Hydrocodone from Dihydrocodeine

A 100ml round-bottomed flask was weighed and equipped with a vigreaux column and distillation head along with benzene (20ml). Using a syringe, potassium tert-butoxide (5ml of a 1.0M solution in THF, 5mmol) was added to the flask and the resulting yellow mixture was distilled under a dry nitrogen atmosphere. Fresh benzene was added periodically until the head temperature reached 80C and remained constant. When about 20ml of benzene had been distilled, the apparatus was allowed to cool and the reaction flask was set up for reflux. In a 25ml round-bottomed flask was prepared a solution of dihydrocodeine (500mg, 1.66 mmol), benzophenone (3g, 16.5 mmol) and benzene (15ml), which was added in a single portion via syringe to the reaction flask, accompanied by a slight exotherm. The reaction flask was flushed with nitrogen and was then gently refluxed for 2.5h. During the reflux, the formation of a greenish-brown precipitate was observed. The reaction mixture turned a deep green color by the end of the reaction time and contained large quantities of a white solid.

At this time, the reaction flask was cooled in an ice bath and hydrochloric acid (15ml of a 3M solution, 45 mmol) was added to the flask. The resulting mixture was transferred to a separatory funnel and the layers were separated. The organic layer was extracted twice with hydrochloric acid (15ml of a 3M solution, 45mmol). The first aqueous layer and the extracts were combined and washed with 2x15ml diethyl ether. The ether layers were discarded.

The aqueous layers were then basified with 20% aqueous sodium hydroxide solution, causing the separation of a white clumpy precipitate. This mixture was extracted three times with 100ml ethyl acetate. The combined organic extracts were dried with magnesium sulfate, stripped of solvent on a rotary evaporator, and placed on high vacuum to remove residual traces of solvent.
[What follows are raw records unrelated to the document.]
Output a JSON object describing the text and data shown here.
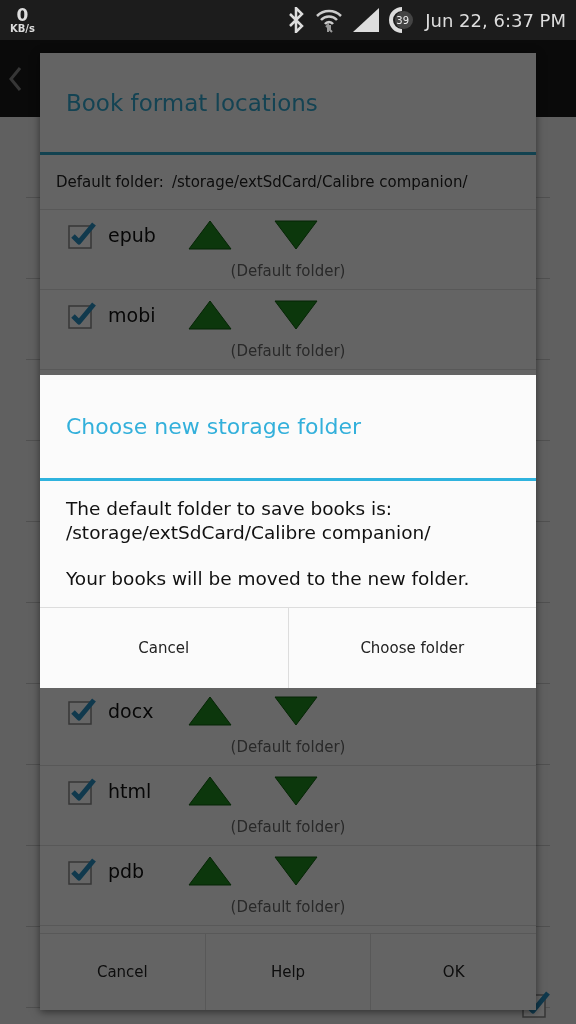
{
  "status_bar": {
    "speed": "0",
    "speed_unit": "KB/s",
    "battery": "39",
    "time": "Jun 22, 6:37 PM"
  },
  "background": {
    "last_checked": true
  },
  "formats_dialog": {
    "title": "Book format locations",
    "default_folder_label": "Default folder:",
    "default_folder": "/storage/extSdCard/Calibre companion/",
    "formats_top": [
      {
        "name": "epub",
        "checked": true,
        "location": "(Default folder)"
      },
      {
        "name": "mobi",
        "checked": true,
        "location": "(Default folder)"
      }
    ],
    "formats_bottom": [
      {
        "name": "docx",
        "checked": true,
        "location": "(Default folder)"
      },
      {
        "name": "html",
        "checked": true,
        "location": "(Default folder)"
      },
      {
        "name": "pdb",
        "checked": true,
        "location": "(Default folder)"
      }
    ],
    "buttons": [
      "Cancel",
      "Help",
      "OK"
    ]
  },
  "storage_dialog": {
    "title": "Choose new storage folder",
    "message": [
      "The default folder to save books is:\n/storage/extSdCard/Calibre companion/",
      "Your books will be moved to the new folder."
    ],
    "buttons": [
      "Cancel",
      "Choose folder"
    ]
  }
}
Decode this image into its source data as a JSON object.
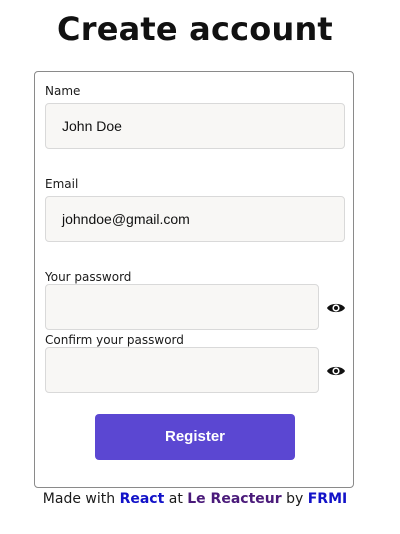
{
  "page": {
    "title": "Create account"
  },
  "form": {
    "name_label": "Name",
    "name_value": "John Doe",
    "email_label": "Email",
    "email_value": "johndoe@gmail.com",
    "password_label": "Your password",
    "password_value": "",
    "confirm_label": "Confirm your password",
    "confirm_value": "",
    "submit_label": "Register"
  },
  "footer": {
    "made_with": "Made with",
    "react": "React",
    "at": "at",
    "le_reacteur": "Le Reacteur",
    "by": "by",
    "frmi": "FRMI"
  },
  "colors": {
    "accent": "#5b47d2",
    "link": "#1212c8",
    "link_alt": "#4a1a7a",
    "field_bg": "#f8f7f5"
  },
  "icons": {
    "show_password": "eye-icon"
  }
}
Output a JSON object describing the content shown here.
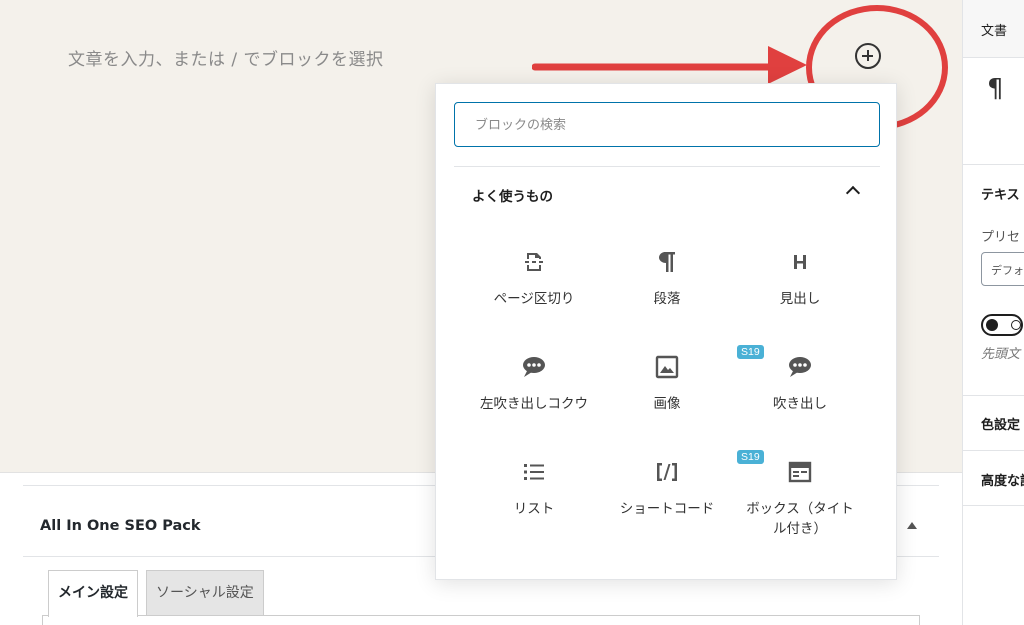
{
  "editor": {
    "placeholder": "文章を入力、または / でブロックを選択"
  },
  "inserter": {
    "search_placeholder": "ブロックの検索",
    "section_title": "よく使うもの",
    "blocks": [
      {
        "label": "ページ区切り",
        "icon": "page-break-icon"
      },
      {
        "label": "段落",
        "icon": "paragraph-icon"
      },
      {
        "label": "見出し",
        "icon": "heading-icon"
      },
      {
        "label": "左吹き出しコクウ",
        "icon": "speech-bubble-icon"
      },
      {
        "label": "画像",
        "icon": "image-icon"
      },
      {
        "label": "吹き出し",
        "icon": "speech-bubble-icon",
        "badge": "S19"
      },
      {
        "label": "リスト",
        "icon": "list-icon"
      },
      {
        "label": "ショートコード",
        "icon": "shortcode-icon"
      },
      {
        "label": "ボックス（タイトル付き）",
        "icon": "box-title-icon",
        "badge": "S19"
      }
    ]
  },
  "seo": {
    "title": "All In One SEO Pack",
    "tabs": [
      "メイン設定",
      "ソーシャル設定"
    ]
  },
  "sidebar": {
    "tab_label": "文書",
    "text_heading": "テキス",
    "preset_label": "プリセ",
    "select_value": "デフォ",
    "dropcap_label": "先頭文",
    "color_heading": "色設定",
    "advanced_heading": "高度な設"
  },
  "colors": {
    "annotation": "#e0403f",
    "search_focus": "#0073aa",
    "badge": "#4ab1d6"
  }
}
This protocol afforded 492mg (99%) of a snowy-white solid, mp 195-6C (lit. 194-5C).


  1. Rapoport, et al., J. Org. Chem. 15, 1103 (1950)